Work task:
Look through the material below for "Beach". Copy every line that contains it.

Given entries:
# # # # #

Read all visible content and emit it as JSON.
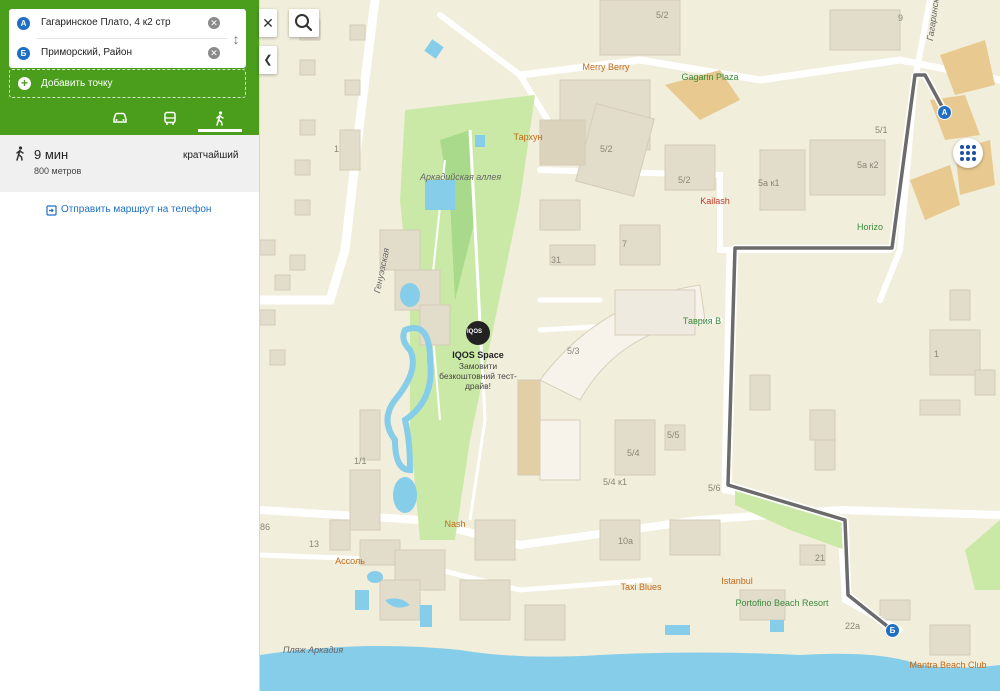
{
  "route": {
    "from_marker": "A",
    "from_value": "Гагаринское Плато, 4 к2 стр",
    "to_marker": "Б",
    "to_value": "Приморский, Район",
    "add_point_label": "Добавить точку",
    "modes": [
      "car-icon",
      "bus-icon",
      "walk-icon"
    ],
    "active_mode": "walk",
    "time": "9 мин",
    "distance": "800 метров",
    "route_tag": "кратчайший",
    "send_link": "Отправить маршрут на телефон"
  },
  "colors": {
    "accent_green": "#4a9e1c",
    "marker_blue": "#1f6fc5",
    "route_gray": "#6b6b6b",
    "water": "#86cde9",
    "park": "#cbe9a6",
    "building": "#e2dccb"
  },
  "map": {
    "pois": [
      {
        "name": "Merry Berry",
        "kind": "food"
      },
      {
        "name": "Gagarin Plaza",
        "kind": "shop"
      },
      {
        "name": "Тархун",
        "kind": "food"
      },
      {
        "name": "Kailash",
        "kind": "hotel"
      },
      {
        "name": "Horizo",
        "kind": "hotel"
      },
      {
        "name": "Таврия В",
        "kind": "shop"
      },
      {
        "name": "IQOS Space",
        "kind": "promo"
      },
      {
        "name": "Nash",
        "kind": "food"
      },
      {
        "name": "Ассоль",
        "kind": "food"
      },
      {
        "name": "Taxi Blues",
        "kind": "food"
      },
      {
        "name": "Istanbul",
        "kind": "food"
      },
      {
        "name": "Portofino Beach Resort",
        "kind": "hotel"
      },
      {
        "name": "Mantra Beach Club",
        "kind": "food"
      }
    ],
    "promo_text": "Замовити безкоштовний тест-драйв!",
    "promo_logo": "IQOS",
    "streets": [
      "Аркадийская аллея",
      "Генуэзская",
      "Гагаринск",
      "Пляж Аркадия"
    ],
    "buildings": [
      "5/2",
      "9",
      "5/1",
      "5/2",
      "5/2",
      "5а к1",
      "5а к2",
      "1",
      "7",
      "31",
      "5/3",
      "1",
      "5/5",
      "5/4",
      "5/4 к1",
      "5/6",
      "1/1",
      "86",
      "13",
      "10а",
      "21",
      "22а"
    ]
  }
}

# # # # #

Exercise output:
        "name": "Portofino Beach Resort",
        "name": "Mantra Beach Club",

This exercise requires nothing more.